97. The Beatles (the cartoon series), (internet reruns, 2009-2010): In the throes of Beatlemania, Al Brodax decided to put together a Beatles animation series on the cheap– poorly drawn, poorly animated, threadbare plots– all of which are punctuated by the occasional Beatles singalong. This went on for three agonizing seasons, 1964-1966, mercifully stopping by the time the show would have had to deal with Sgt. Pepper redux. The results of the animated series are dreadful, appalling, and borderline racist (just watch what happens when the Beatles visit China or Mexico). And the Beatles don’t even provide voices, nor do they have distinguishable personalities aside from dumb, dull, slapstick Ringo. Yet amazingly, many of the veterans from this effort would go on to make the fine, psychedelic Yellow Submarine feature film just a few years later.
96. Win Ben Stein’s Money (Comedy Central, 1997-1999): He has gone off the deep end in the last several years, but Ben Stein was, for a while, the coolest brainiac in town, as the Nixon economic adviser-turned-actor (Bueller? Bueller?) pitted his formidable intelligence against an endless barrage of challengers. I always loved how the final round would find Ben in a luxurious soundproof booth, while his adversary was stuck in a dirty, dingy hovel of a waiting room.
95. Beyond Belief (Fox, 1997-1999): Unable to be the Robin to Patrick Stewart’s Batman after Star Trek: Next Gen was canceled, Jonathan Frakes hosted his show, which aired perhaps 4 or 5 segments each week, dramatizing a series of spooky supernatural events: astonishing coincides, evidences of ghosts and specters, urban legends.

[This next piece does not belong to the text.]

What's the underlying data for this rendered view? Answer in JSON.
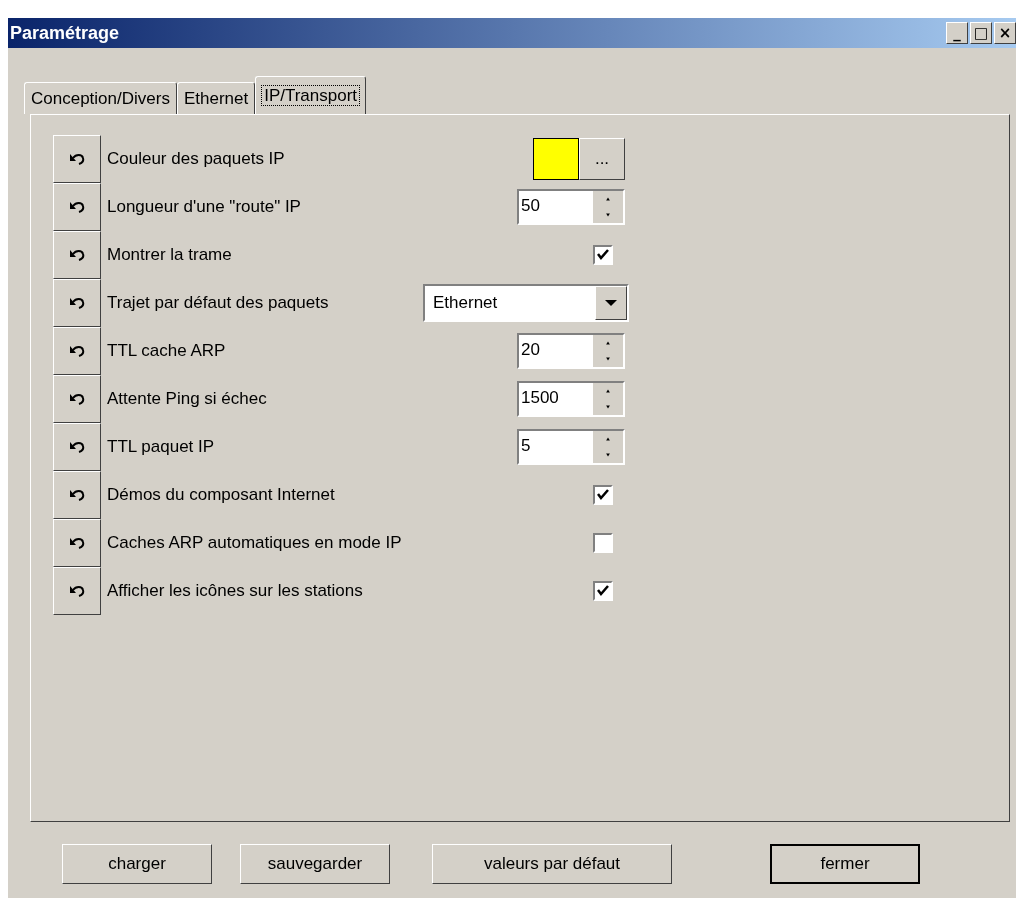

At the end, they would tell the viewer which were verified, and which were made up by the show’s writing staff. That the show lasted 5 seasons, 60% longer than the original Star Trek is what is truly beyond belief.
94. David the Gnome (Nickelodeon, 1991): The Nick Jr. lineup of the Early 90s was something amazing to behold. David the Gnome wasn’t the best show on the docket, but it was endearingly wholesome, slow paced, and clever. The show’s total lack of guile, lack of manipulation, and disinterest in selling its young viewers any products was a welcome change, and a good introduction to Scandanavian mythology.
93. Mr. Bean (PBS, 1998): It took an American public broadcasting station to make us aware of the wonders of British comedy. While not precisely Blackadder in its quality, Mr. Bean was some of the best silent comedy of our generation, as Rowan Atkinson gives his character a childlike innocence with a bit of a vindictive, dastardly edge to him.
92. Eureka’s Castle (Nickelodeon, 1990-1992): You have no idea how novel it was to see competent children’s programming on a station that wasn’t PBS. Eureka’s Castle hit all the right buttons- well-developed and well-loved characters (I still get a kick out of Magellan the dragon).
91. You Can’t Do That on Television (Nickelodeon, 1991-1992): A refugee from Canadian television, as were many early Nickelodeon shows, YCDToT inaugurated Nickelodeon’s trademark act of hazing: the dumping of green slime on an unsuspecting bystander. (On the show, it happens when the victim says “I don’t know.”) There were all kinds of funny segments- the firing squad guys, the dungeon guys, connected by Pythonesque animations. While not as boundary-pushing as the title suggests, it was a delightfully surrealist take on pre-teen’s television.